What a sight it was! It was misting that night and a light haze covered the river. By the Queen, bands were playing, people were singing and dancing. Every one was in a state of excitement. Pictures were being taken. As the tow boats passed by, their whistles blasted a salute to the Queen. The calliope was playing songs such as; 01 Lang Syne, Minnesota's Hats off to Thee, and many other old-songs connected with the river. As the steam would come out of the calliope, different colored lights would show the steam in different colors.
Standing there watching this I got to thinking how in this world could there be people who want to stop this great steamer from operating on the inland waterways?

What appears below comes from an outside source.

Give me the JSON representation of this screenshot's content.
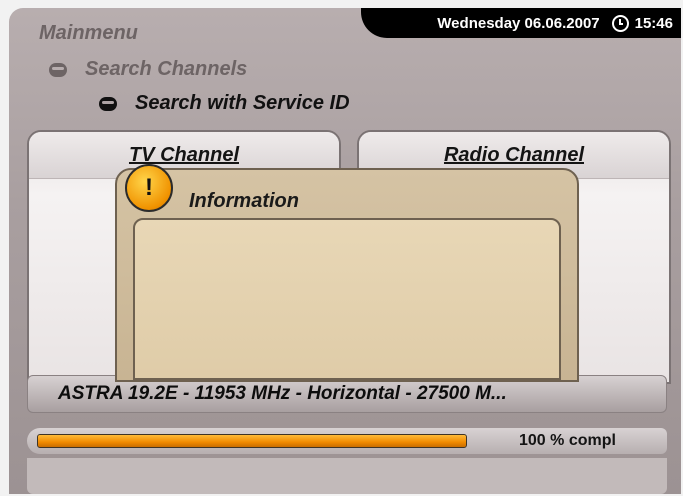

Now the time had come for Her to leave and as she backed into the main channel, whistle blowing and calliope still playing, she left St. Paul in a true send off. As we drove back to St. Paul Park, our home, I said to the wife, 'You know, we could still get one more look at Her as She went through St. Paul Park Bridge.' It wouldn't take her long to get there, so we did.
The night was very quiet and as it came into view the search lights scanned the banks. You couldn't even hear the Queen as she slipped through the night. Then the long blast of the whistle for the bridge. As she came by it was so quiet you could hear the people on board talking and hollering to the people on shore. The paddle wheel was stopped as it coasted toward the bridge. As the bridge opened, the paddle wheel began to move and soon she was out of sight.
That was the way it was all the way down the river clear to New Orleans as the paper said. No matter what time of the day or night, midnight or daylight, when the Queen would go through the locks or dams on the Mississippi, people were standing on the banks to see Her as She would go by.
Just to see Her and hear the whistle as it slipped quietly by is a sight I will never forget.
Incidentally, this trip was sold out for over a year. And if you never had a ride on the Delta Queen or have not seen it, write a letter to your Congressman to save the Delta Queen.